▶ [WORK TO BE COMPLETED]: If a line in the listing below includes the string "Upload", pull it out.

......

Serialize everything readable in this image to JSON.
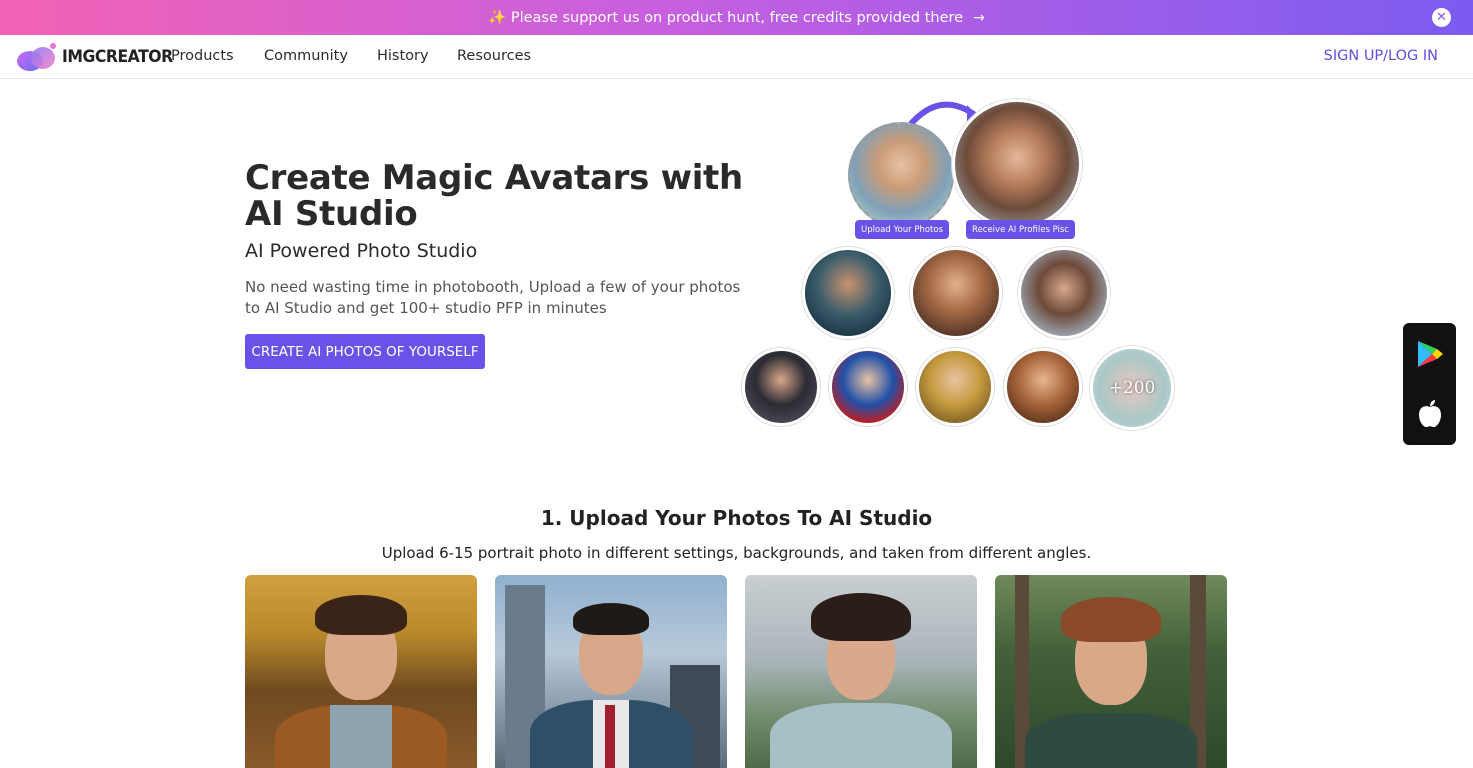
{
  "banner": {
    "text": "✨ Please support us on product hunt, free credits provided there",
    "arrow_icon": "→",
    "close_icon": "✕"
  },
  "nav": {
    "logo_text": "IMGCREATOR",
    "items": [
      "Products",
      "Community",
      "History",
      "Resources"
    ],
    "signup": "SIGN UP/LOG IN"
  },
  "hero": {
    "title": "Create Magic Avatars with AI Studio",
    "subtitle": "AI Powered Photo Studio",
    "description": "No need wasting time in photobooth, Upload a few of your photos to AI Studio and get 100+ studio PFP in minutes",
    "cta": "CREATE AI PHOTOS OF YOURSELF",
    "tag_upload": "Upload Your Photos",
    "tag_receive": "Receive AI Profiles Pisc",
    "more_count": "+200"
  },
  "section": {
    "title": "1. Upload Your Photos To AI Studio",
    "description": "Upload 6-15 portrait photo in different settings, backgrounds, and taken from different angles."
  },
  "colors": {
    "accent": "#6a52e8",
    "banner_start": "#f263b5",
    "banner_end": "#7b5cf0"
  },
  "icons": {
    "play_store": "google-play-icon",
    "app_store": "apple-icon"
  }
}
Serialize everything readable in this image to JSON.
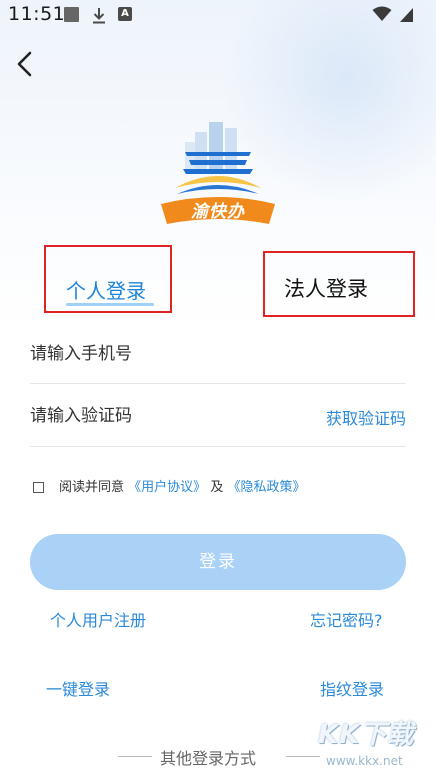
{
  "status_bar": {
    "time": "11:51",
    "icons": [
      "gallery-icon",
      "download-icon",
      "a-icon",
      "wifi-icon",
      "battery-icon"
    ],
    "a_glyph": "A"
  },
  "nav": {
    "back_icon": "chevron-left-icon"
  },
  "logo": {
    "text": "渝快办",
    "colors": {
      "blue": "#1e6fd0",
      "orange": "#f08a1c",
      "gold": "#f6c447"
    }
  },
  "tabs": {
    "personal": {
      "label": "个人登录",
      "active": true
    },
    "legal": {
      "label": "法人登录",
      "active": false
    },
    "highlight_color": "#e02424"
  },
  "form": {
    "phone_placeholder": "请输入手机号",
    "code_placeholder": "请输入验证码",
    "get_code_label": "获取验证码"
  },
  "agreement": {
    "checked": false,
    "prefix": "阅读并同意",
    "user_agreement": "《用户协议》",
    "and": "及",
    "privacy_policy": "《隐私政策》"
  },
  "login_button": {
    "label": "登录",
    "color": "#a9d2f6"
  },
  "links": {
    "register": "个人用户注册",
    "forgot_password": "忘记密码?",
    "one_key_login": "一键登录",
    "fingerprint_login": "指纹登录"
  },
  "other_login": {
    "label": "其他登录方式"
  },
  "watermark": {
    "text": "KK下载",
    "url": "www.kkx.net"
  },
  "accent_color": "#2b8ad9"
}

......

▶ [SOLUTION]:
    "description": "No need wasting time in photobooth, Upload a few of your photos to AI Studio and get 100+ studio PFP in minutes",
    "tag_upload": "Upload Your Photos",
    "title": "1. Upload Your Photos To AI Studio",
    "description": "Upload 6-15 portrait photo in different settings, backgrounds, and taken from different angles."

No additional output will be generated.